### Task requirements
Using the entries that follow, establish how many lines contain the word "true" and give only that figure.

### Entries supplied
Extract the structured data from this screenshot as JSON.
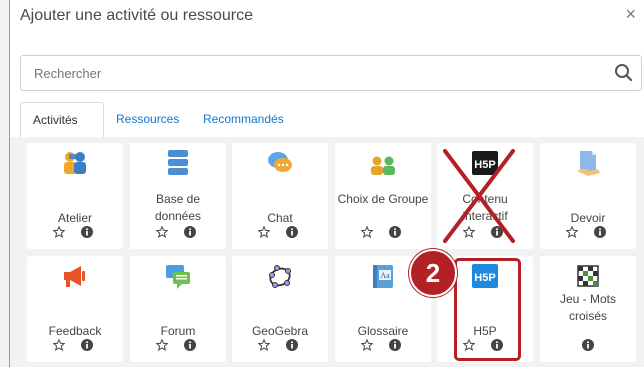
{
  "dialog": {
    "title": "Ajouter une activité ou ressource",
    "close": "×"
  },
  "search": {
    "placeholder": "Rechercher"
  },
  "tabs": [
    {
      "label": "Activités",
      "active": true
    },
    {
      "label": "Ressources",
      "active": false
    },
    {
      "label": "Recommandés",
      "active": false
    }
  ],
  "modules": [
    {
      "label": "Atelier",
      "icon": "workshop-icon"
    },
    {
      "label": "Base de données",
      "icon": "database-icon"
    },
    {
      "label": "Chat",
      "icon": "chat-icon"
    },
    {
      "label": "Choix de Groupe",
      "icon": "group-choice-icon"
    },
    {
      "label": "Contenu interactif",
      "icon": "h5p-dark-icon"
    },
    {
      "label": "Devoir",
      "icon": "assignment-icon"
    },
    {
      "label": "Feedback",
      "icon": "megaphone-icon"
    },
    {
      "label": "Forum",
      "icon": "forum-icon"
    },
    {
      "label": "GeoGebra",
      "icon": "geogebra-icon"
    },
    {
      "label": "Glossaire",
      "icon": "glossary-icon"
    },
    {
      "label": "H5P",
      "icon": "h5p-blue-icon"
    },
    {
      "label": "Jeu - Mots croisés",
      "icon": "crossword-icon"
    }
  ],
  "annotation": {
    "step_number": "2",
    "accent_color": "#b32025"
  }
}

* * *

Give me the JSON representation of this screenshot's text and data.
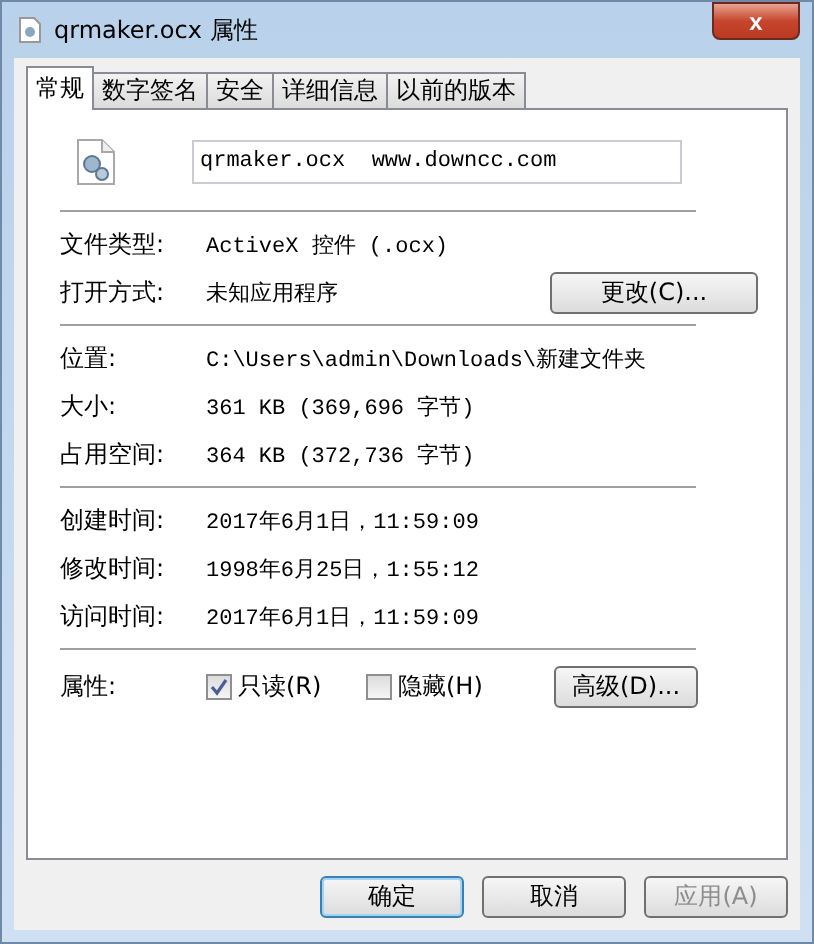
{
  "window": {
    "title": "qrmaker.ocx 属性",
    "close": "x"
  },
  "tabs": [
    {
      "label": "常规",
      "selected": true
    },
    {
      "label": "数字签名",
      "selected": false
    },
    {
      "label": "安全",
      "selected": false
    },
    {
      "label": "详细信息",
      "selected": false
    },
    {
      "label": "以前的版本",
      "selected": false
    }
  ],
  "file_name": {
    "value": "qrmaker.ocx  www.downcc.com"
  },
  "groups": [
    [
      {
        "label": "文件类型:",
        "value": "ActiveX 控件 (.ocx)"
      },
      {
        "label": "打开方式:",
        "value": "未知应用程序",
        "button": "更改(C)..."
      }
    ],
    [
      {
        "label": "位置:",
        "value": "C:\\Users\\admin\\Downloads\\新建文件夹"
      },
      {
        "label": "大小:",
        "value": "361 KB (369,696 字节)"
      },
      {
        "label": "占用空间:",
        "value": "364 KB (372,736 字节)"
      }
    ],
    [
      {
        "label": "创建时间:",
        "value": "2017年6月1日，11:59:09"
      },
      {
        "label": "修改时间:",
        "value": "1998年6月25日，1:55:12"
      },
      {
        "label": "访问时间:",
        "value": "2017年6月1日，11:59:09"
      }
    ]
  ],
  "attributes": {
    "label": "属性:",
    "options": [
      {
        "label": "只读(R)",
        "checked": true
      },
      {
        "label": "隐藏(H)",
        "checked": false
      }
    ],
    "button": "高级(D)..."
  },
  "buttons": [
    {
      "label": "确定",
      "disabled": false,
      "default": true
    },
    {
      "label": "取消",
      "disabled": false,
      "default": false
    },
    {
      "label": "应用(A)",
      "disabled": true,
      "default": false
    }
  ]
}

### Expected answer
5